By Frank H. Knight

The Ethics of Competition and Other Essays
Editions:Paperback: € 15.95
ISBN: 978-1614277491
Pages: 362

The Ethics of Competition is nothing short of visionary. Knight foresaw virtually all of the reductionist tendencies that have come to plague the discipline he cultivated, neoclassical economic theory. Even more impressively, Knight related these disciplinary proclivities back to themes as grand as the fate of liberal democracy and human nature. Knight believed that the human craving for simple, mechanical explanations inevitably leads to frustration rather than material satisfaction.

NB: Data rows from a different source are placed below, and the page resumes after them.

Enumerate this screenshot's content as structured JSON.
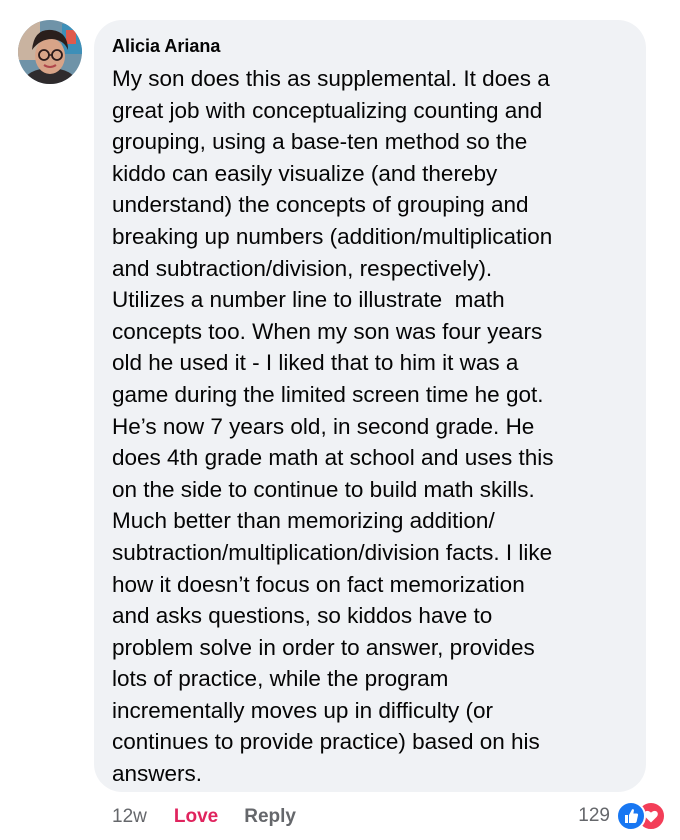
{
  "comment": {
    "author": "Alicia Ariana",
    "text_lines": [
      "My son does this as supplemental. It does a",
      "great job with conceptualizing counting and",
      "grouping, using a base-ten method so the",
      "kiddo can easily visualize (and thereby",
      "understand) the concepts of grouping and",
      "breaking up numbers (addition/multiplication",
      "and subtraction/division, respectively).",
      "Utilizes a number line to illustrate  math",
      "concepts too. When my son was four years",
      "old he used it - I liked that to him it was a",
      "game during the limited screen time he got.",
      "He’s now 7 years old, in second grade. He",
      "does 4th grade math at school and uses this",
      "on the side to continue to build math skills.",
      "Much better than memorizing addition/",
      "subtraction/multiplication/division facts. I like",
      "how it doesn’t focus on fact memorization",
      "and asks questions, so kiddos have to",
      "problem solve in order to answer, provides",
      "lots of practice, while the program",
      "incrementally moves up in difficulty (or",
      "continues to provide practice) based on his",
      "answers."
    ]
  },
  "actions": {
    "time": "12w",
    "love_label": "Love",
    "reply_label": "Reply"
  },
  "reactions": {
    "count": "129",
    "icons": [
      "like-icon",
      "love-icon"
    ]
  },
  "colors": {
    "bubble": "#f0f2f5",
    "love": "#e0245e",
    "like_badge": "#1877f2",
    "love_badge": "#f33e58",
    "meta_text": "#65676b"
  }
}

This volume is of essential value to economists, political theorists, philosophers, and sociologists. Frank H. Knight (1885-1972) was one of the original founders of the Chicago School of Economics. He was Morton D. Hall Distinguished Service Professor, Emeritus, of Social Science and Philosophy and was most famous for his work on the distinction between economic risk and uncertainty.

Table of Contents of The Ethics of Competition

  1. Ethics and the Economic Interpretation
  2. The Ethics of Competition
  3. Economic Psychology and the Value Problem
  4. The Limitations of Scientific Method in Economics
  5. Marginal Utility Economics
  6. Statics and Dynamics
  7. Cost of Production and Price over Short and Log Periods
  8. Fallacies in the Interpretation of Social Cost
  9. Value and Price
  10. Interest
  11. Economic Theory and Nationalism

About Frank H. Knight

Frank H. KnightAccording to Wikipedia "Frank Hyneman Knight (November 7, 1885 – April 15, 1972) was an American economist who spent most of his career at the University of Chicago, where he became one of the founders of the Chicago School of Economics. Nobel laureates Milton Friedman, George Stigler and James M. Buchanan were all students of Knight at Chicago. Ronald Coase said that Knight, without teaching him, was a major influence on his thinking. F.A. Hayek considered Knight to be one of the major figures in preserving and promoting classical liberal thought in the twentieth century."